→ **SOURCE DATA**

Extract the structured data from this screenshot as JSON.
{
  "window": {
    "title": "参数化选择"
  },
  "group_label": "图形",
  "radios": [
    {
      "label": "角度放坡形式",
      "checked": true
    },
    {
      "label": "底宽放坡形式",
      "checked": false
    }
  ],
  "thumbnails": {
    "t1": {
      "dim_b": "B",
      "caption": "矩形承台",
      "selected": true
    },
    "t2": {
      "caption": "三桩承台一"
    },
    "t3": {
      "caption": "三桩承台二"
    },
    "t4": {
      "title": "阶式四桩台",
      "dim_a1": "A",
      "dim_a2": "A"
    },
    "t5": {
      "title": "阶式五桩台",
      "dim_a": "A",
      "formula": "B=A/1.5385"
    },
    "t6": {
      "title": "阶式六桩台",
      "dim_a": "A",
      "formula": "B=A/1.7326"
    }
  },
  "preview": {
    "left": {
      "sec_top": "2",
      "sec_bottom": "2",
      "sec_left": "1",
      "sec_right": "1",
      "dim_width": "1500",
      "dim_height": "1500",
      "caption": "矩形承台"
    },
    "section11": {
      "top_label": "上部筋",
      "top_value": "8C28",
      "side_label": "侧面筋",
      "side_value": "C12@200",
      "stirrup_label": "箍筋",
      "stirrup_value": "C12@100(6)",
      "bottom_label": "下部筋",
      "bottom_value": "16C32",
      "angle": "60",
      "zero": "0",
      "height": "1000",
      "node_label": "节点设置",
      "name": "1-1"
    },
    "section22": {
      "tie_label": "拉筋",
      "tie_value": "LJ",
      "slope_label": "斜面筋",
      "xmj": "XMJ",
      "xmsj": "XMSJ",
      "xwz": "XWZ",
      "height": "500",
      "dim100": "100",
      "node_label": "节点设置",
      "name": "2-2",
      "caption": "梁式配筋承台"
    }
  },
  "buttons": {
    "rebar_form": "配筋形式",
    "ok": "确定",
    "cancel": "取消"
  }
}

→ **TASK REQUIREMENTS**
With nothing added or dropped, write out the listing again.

→ **THE ANSWER**
Extract the structured data from this screenshot as JSON.
{
  "window": {
    "title": "参数化选择"
  },
  "group_label": "图形",
  "radios": [
    {
      "label": "角度放坡形式",
      "checked": true
    },
    {
      "label": "底宽放坡形式",
      "checked": false
    }
  ],
  "thumbnails": {
    "t1": {
      "dim_b": "B",
      "caption": "矩形承台",
      "selected": true
    },
    "t2": {
      "caption": "三桩承台一"
    },
    "t3": {
      "caption": "三桩承台二"
    },
    "t4": {
      "title": "阶式四桩台",
      "dim_a1": "A",
      "dim_a2": "A"
    },
    "t5": {
      "title": "阶式五桩台",
      "dim_a": "A",
      "formula": "B=A/1.5385"
    },
    "t6": {
      "title": "阶式六桩台",
      "dim_a": "A",
      "formula": "B=A/1.7326"
    }
  },
  "preview": {
    "left": {
      "sec_top": "2",
      "sec_bottom": "2",
      "sec_left": "1",
      "sec_right": "1",
      "dim_width": "1500",
      "dim_height": "1500",
      "caption": "矩形承台"
    },
    "section11": {
      "top_label": "上部筋",
      "top_value": "8C28",
      "side_label": "侧面筋",
      "side_value": "C12@200",
      "stirrup_label": "箍筋",
      "stirrup_value": "C12@100(6)",
      "bottom_label": "下部筋",
      "bottom_value": "16C32",
      "angle": "60",
      "zero": "0",
      "height": "1000",
      "node_label": "节点设置",
      "name": "1-1"
    },
    "section22": {
      "tie_label": "拉筋",
      "tie_value": "LJ",
      "slope_label": "斜面筋",
      "xmj": "XMJ",
      "xmsj": "XMSJ",
      "xwz": "XWZ",
      "height": "500",
      "dim100": "100",
      "node_label": "节点设置",
      "name": "2-2",
      "caption": "梁式配筋承台"
    }
  },
  "buttons": {
    "rebar_form": "配筋形式",
    "ok": "确定",
    "cancel": "取消"
  }
}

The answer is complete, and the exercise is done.